Advances in the analysis of the ethylene-dependent signal transduction pathway have occurred in the past decade. The upregulation of ethylene receptor genes and ethylene-responsive transcription factor genes, which apparently monitors activation of the ethylene-dependent signalling pathway, has been observed when the defence reactions to pathogen attack are induced (Gutterson & Reuber, 2004; Klee, 2004). In tomato, five ethylene receptor genes have been identified: LeETR1, LeETR2, NR, LeETR4 and LeETR5 (Klee, 2004). Infection of tomato plants with avirulent Xanthomonas campestris pv. vesicatoria results in rapid induction of LeETR4 and NR gene expressions (Ciardi et al., 2000). The ethylene responsive factors (ERFs), which contain a highly conserved DNA-binding domain known as the ERF domain, modulate the expression of many PR genes through interaction with the GCC box present in their promoters (reviewed in Wang et al., 2002). Tomato ERF (LeERF) genes are transcriptionally regulated by ethylene, abiotic stress and avirulent pathogen infection (Gu et al., 2000; Tournier et al., 2003). LeERF2 belongs to class IV ERF (Tournier et al., 2003). In Arabidopsis, a class IV ERF gene (AtEBP) is thought to play an important role in regulating ethylene-inducible gene expression during the plant defence response (Buttner & Singh, 1997). Recently Zhang et al. (2004) reported a transgenic tobacco overexpressing a tomato ERF (TSRF1) has enhanced resistance to R. solanacearum, suggesting that activation of ethylene signalling confers pathogen resistance.

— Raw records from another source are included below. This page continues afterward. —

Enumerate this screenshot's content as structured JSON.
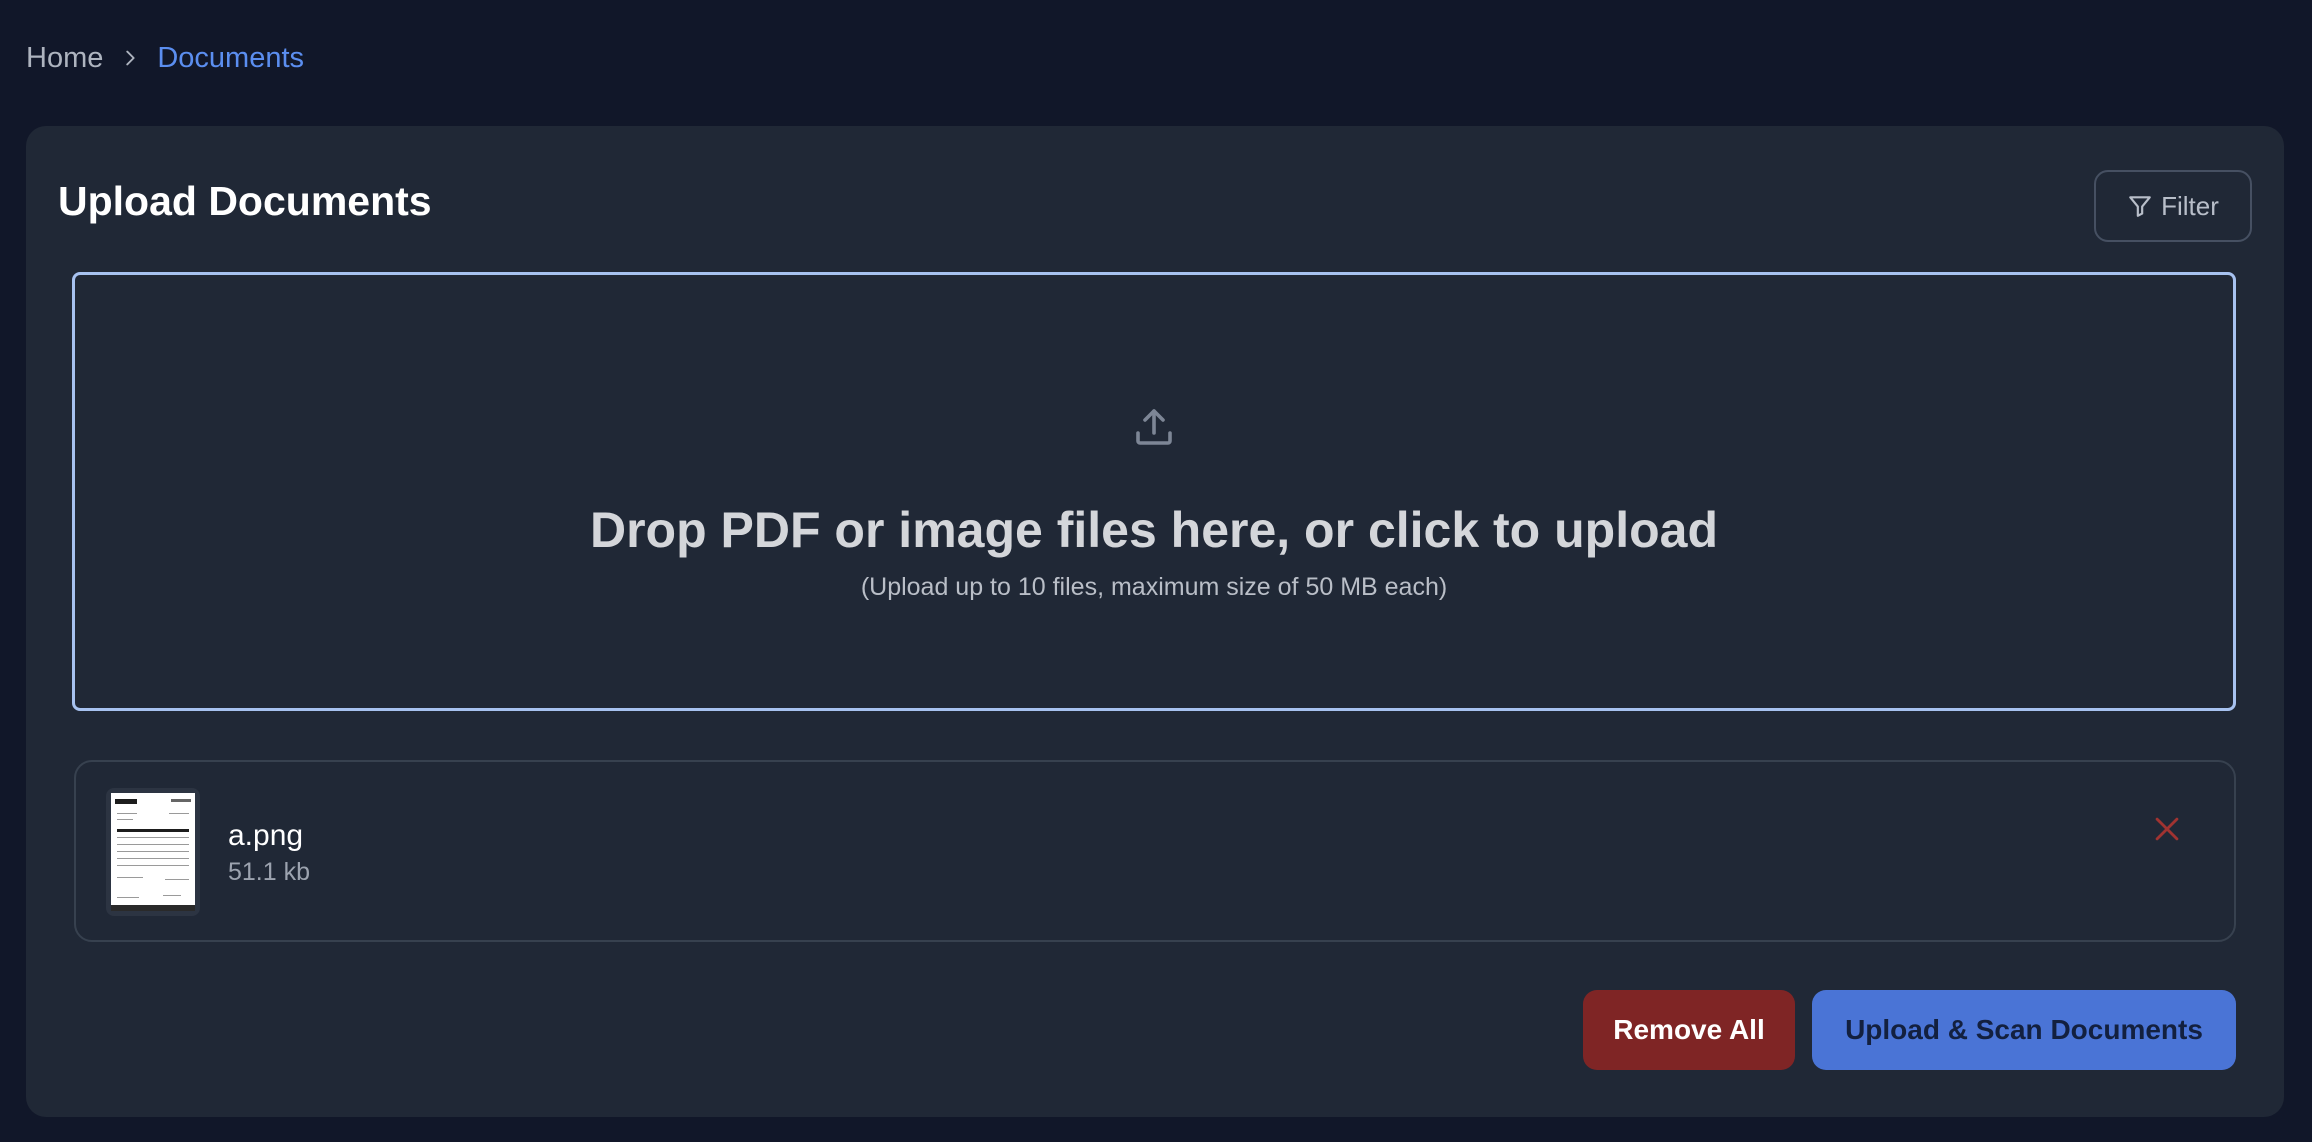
{
  "breadcrumb": {
    "home": "Home",
    "current": "Documents"
  },
  "card": {
    "title": "Upload Documents",
    "filter_label": "Filter"
  },
  "dropzone": {
    "title": "Drop PDF or image files here, or click to upload",
    "subtitle": "(Upload up to 10 files, maximum size of 50 MB each)"
  },
  "files": [
    {
      "name": "a.png",
      "size": "51.1 kb"
    }
  ],
  "actions": {
    "remove_all_label": "Remove All",
    "upload_label": "Upload & Scan Documents"
  },
  "colors": {
    "background": "#111729",
    "card": "#202836",
    "accent": "#5b8ef0",
    "primary_button": "#4a74d6",
    "danger_button": "#7f2525",
    "danger_icon": "#a03331"
  },
  "icons": {
    "breadcrumb_separator": "chevron-right-icon",
    "filter": "funnel-icon",
    "upload": "upload-icon",
    "remove_file": "close-icon"
  }
}
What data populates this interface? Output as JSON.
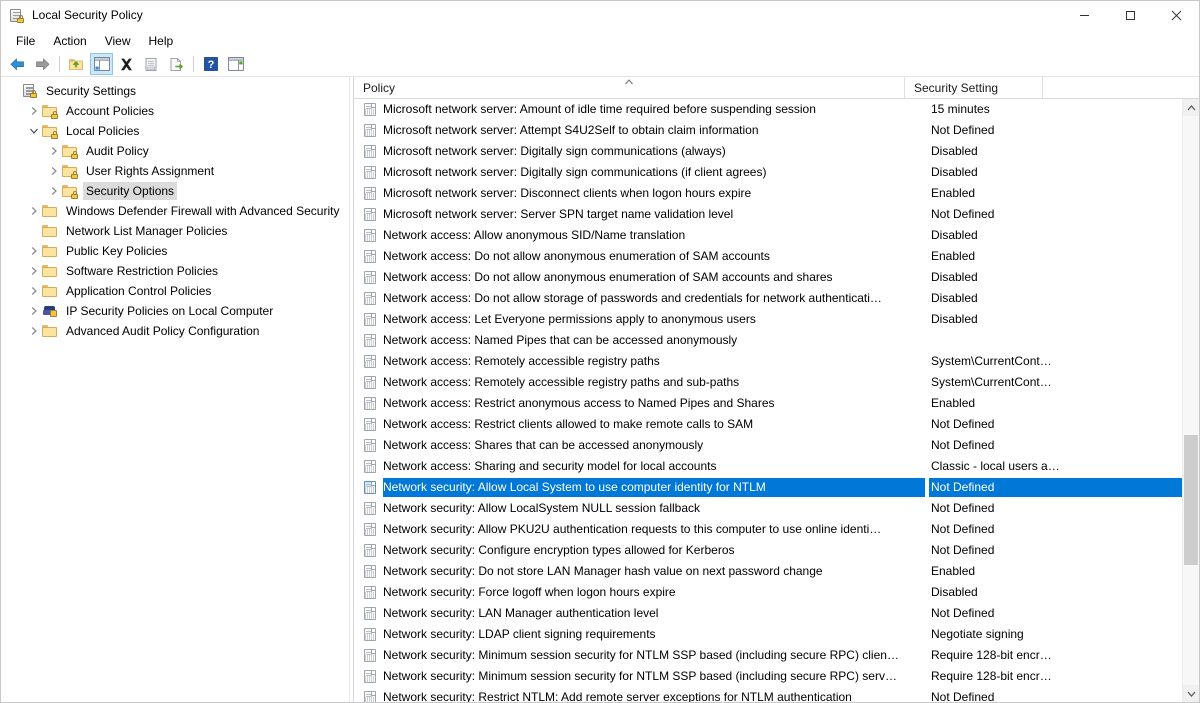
{
  "window": {
    "title": "Local Security Policy",
    "icon": "security-policy-icon",
    "minimize_label": "Minimize",
    "maximize_label": "Maximize",
    "close_label": "Close"
  },
  "menu": {
    "items": [
      {
        "label": "File"
      },
      {
        "label": "Action"
      },
      {
        "label": "View"
      },
      {
        "label": "Help"
      }
    ]
  },
  "toolbar": {
    "buttons": [
      {
        "name": "back-icon",
        "tooltip": "Back"
      },
      {
        "name": "forward-icon",
        "tooltip": "Forward"
      },
      {
        "name": "up-one-level-icon",
        "tooltip": "Up One Level"
      },
      {
        "name": "show-hide-console-tree-icon",
        "tooltip": "Show/Hide Console Tree"
      },
      {
        "name": "delete-icon",
        "tooltip": "Delete"
      },
      {
        "name": "properties-icon",
        "tooltip": "Properties"
      },
      {
        "name": "export-list-icon",
        "tooltip": "Export List"
      },
      {
        "name": "help-icon",
        "tooltip": "Help"
      },
      {
        "name": "show-hide-action-pane-icon",
        "tooltip": "Show/Hide Action Pane"
      }
    ]
  },
  "tree": {
    "items": [
      {
        "label": "Security Settings",
        "indent": 0,
        "twisty": "none",
        "icon": "console-root-icon",
        "selected": false
      },
      {
        "label": "Account Policies",
        "indent": 1,
        "twisty": "collapsed",
        "icon": "folder-lock-icon",
        "selected": false
      },
      {
        "label": "Local Policies",
        "indent": 1,
        "twisty": "expanded",
        "icon": "folder-lock-icon",
        "selected": false
      },
      {
        "label": "Audit Policy",
        "indent": 2,
        "twisty": "collapsed",
        "icon": "folder-lock-icon",
        "selected": false
      },
      {
        "label": "User Rights Assignment",
        "indent": 2,
        "twisty": "collapsed",
        "icon": "folder-lock-icon",
        "selected": false
      },
      {
        "label": "Security Options",
        "indent": 2,
        "twisty": "collapsed",
        "icon": "folder-lock-icon",
        "selected": true
      },
      {
        "label": "Windows Defender Firewall with Advanced Security",
        "indent": 1,
        "twisty": "collapsed",
        "icon": "folder-icon",
        "selected": false
      },
      {
        "label": "Network List Manager Policies",
        "indent": 1,
        "twisty": "none",
        "icon": "folder-icon",
        "selected": false
      },
      {
        "label": "Public Key Policies",
        "indent": 1,
        "twisty": "collapsed",
        "icon": "folder-icon",
        "selected": false
      },
      {
        "label": "Software Restriction Policies",
        "indent": 1,
        "twisty": "collapsed",
        "icon": "folder-icon",
        "selected": false
      },
      {
        "label": "Application Control Policies",
        "indent": 1,
        "twisty": "collapsed",
        "icon": "folder-icon",
        "selected": false
      },
      {
        "label": "IP Security Policies on Local Computer",
        "indent": 1,
        "twisty": "collapsed",
        "icon": "ipsec-icon",
        "selected": false
      },
      {
        "label": "Advanced Audit Policy Configuration",
        "indent": 1,
        "twisty": "collapsed",
        "icon": "folder-icon",
        "selected": false
      }
    ]
  },
  "list": {
    "columns": [
      {
        "label": "Policy",
        "sorted": "asc"
      },
      {
        "label": "Security Setting",
        "sorted": "none"
      }
    ],
    "rows": [
      {
        "policy": "Microsoft network server: Amount of idle time required before suspending session",
        "setting": "15 minutes",
        "selected": false
      },
      {
        "policy": "Microsoft network server: Attempt S4U2Self to obtain claim information",
        "setting": "Not Defined",
        "selected": false
      },
      {
        "policy": "Microsoft network server: Digitally sign communications (always)",
        "setting": "Disabled",
        "selected": false
      },
      {
        "policy": "Microsoft network server: Digitally sign communications (if client agrees)",
        "setting": "Disabled",
        "selected": false
      },
      {
        "policy": "Microsoft network server: Disconnect clients when logon hours expire",
        "setting": "Enabled",
        "selected": false
      },
      {
        "policy": "Microsoft network server: Server SPN target name validation level",
        "setting": "Not Defined",
        "selected": false
      },
      {
        "policy": "Network access: Allow anonymous SID/Name translation",
        "setting": "Disabled",
        "selected": false
      },
      {
        "policy": "Network access: Do not allow anonymous enumeration of SAM accounts",
        "setting": "Enabled",
        "selected": false
      },
      {
        "policy": "Network access: Do not allow anonymous enumeration of SAM accounts and shares",
        "setting": "Disabled",
        "selected": false
      },
      {
        "policy": "Network access: Do not allow storage of passwords and credentials for network authenticati…",
        "setting": "Disabled",
        "selected": false
      },
      {
        "policy": "Network access: Let Everyone permissions apply to anonymous users",
        "setting": "Disabled",
        "selected": false
      },
      {
        "policy": "Network access: Named Pipes that can be accessed anonymously",
        "setting": "",
        "selected": false
      },
      {
        "policy": "Network access: Remotely accessible registry paths",
        "setting": "System\\CurrentCont…",
        "selected": false
      },
      {
        "policy": "Network access: Remotely accessible registry paths and sub-paths",
        "setting": "System\\CurrentCont…",
        "selected": false
      },
      {
        "policy": "Network access: Restrict anonymous access to Named Pipes and Shares",
        "setting": "Enabled",
        "selected": false
      },
      {
        "policy": "Network access: Restrict clients allowed to make remote calls to SAM",
        "setting": "Not Defined",
        "selected": false
      },
      {
        "policy": "Network access: Shares that can be accessed anonymously",
        "setting": "Not Defined",
        "selected": false
      },
      {
        "policy": "Network access: Sharing and security model for local accounts",
        "setting": "Classic - local users a…",
        "selected": false
      },
      {
        "policy": "Network security: Allow Local System to use computer identity for NTLM",
        "setting": "Not Defined",
        "selected": true
      },
      {
        "policy": "Network security: Allow LocalSystem NULL session fallback",
        "setting": "Not Defined",
        "selected": false
      },
      {
        "policy": "Network security: Allow PKU2U authentication requests to this computer to use online identi…",
        "setting": "Not Defined",
        "selected": false
      },
      {
        "policy": "Network security: Configure encryption types allowed for Kerberos",
        "setting": "Not Defined",
        "selected": false
      },
      {
        "policy": "Network security: Do not store LAN Manager hash value on next password change",
        "setting": "Enabled",
        "selected": false
      },
      {
        "policy": "Network security: Force logoff when logon hours expire",
        "setting": "Disabled",
        "selected": false
      },
      {
        "policy": "Network security: LAN Manager authentication level",
        "setting": "Not Defined",
        "selected": false
      },
      {
        "policy": "Network security: LDAP client signing requirements",
        "setting": "Negotiate signing",
        "selected": false
      },
      {
        "policy": "Network security: Minimum session security for NTLM SSP based (including secure RPC) clien…",
        "setting": "Require 128-bit encr…",
        "selected": false
      },
      {
        "policy": "Network security: Minimum session security for NTLM SSP based (including secure RPC) serv…",
        "setting": "Require 128-bit encr…",
        "selected": false
      },
      {
        "policy": "Network security: Restrict NTLM: Add remote server exceptions for NTLM authentication",
        "setting": "Not Defined",
        "selected": false
      }
    ]
  },
  "scrollbar": {
    "up_arrow": "▲",
    "down_arrow": "▼",
    "thumb_top_pct": 56,
    "thumb_height_pct": 23
  },
  "colors": {
    "selection": "#0078d7",
    "selection_text": "#ffffff",
    "tree_selection": "#dcdcdc",
    "window_bg": "#ffffff",
    "toolbar_active": "#cce8f6"
  }
}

Therefore, transient induction of ethylene production by mycelial homogenate and CWP treatment, as shown in the data reported here, may activate the ethylene-mediated signalling pathway, thereby inducing basic PR gene expression in tomato plants and thereby enhancing resistance to R. solanacearum. Because ethylene has been demonstrated to stimulate, as well as to counteract disease development, ethylene-insensitive host mutants (Ciardi et al., 2000) should be tested for resistance to R. solanacearum using tomato mutants such as cv. Never ripe.
This work was supported by a grant of the Research and Development Programme for New Bio-industry Initiatives from the Bio-oriented Technology Research Advancement Institute, Japan. We wish to thank Dr D Shibata, Kazusa DNA Research Institute, Japan, for kindly supplying tomato seeds.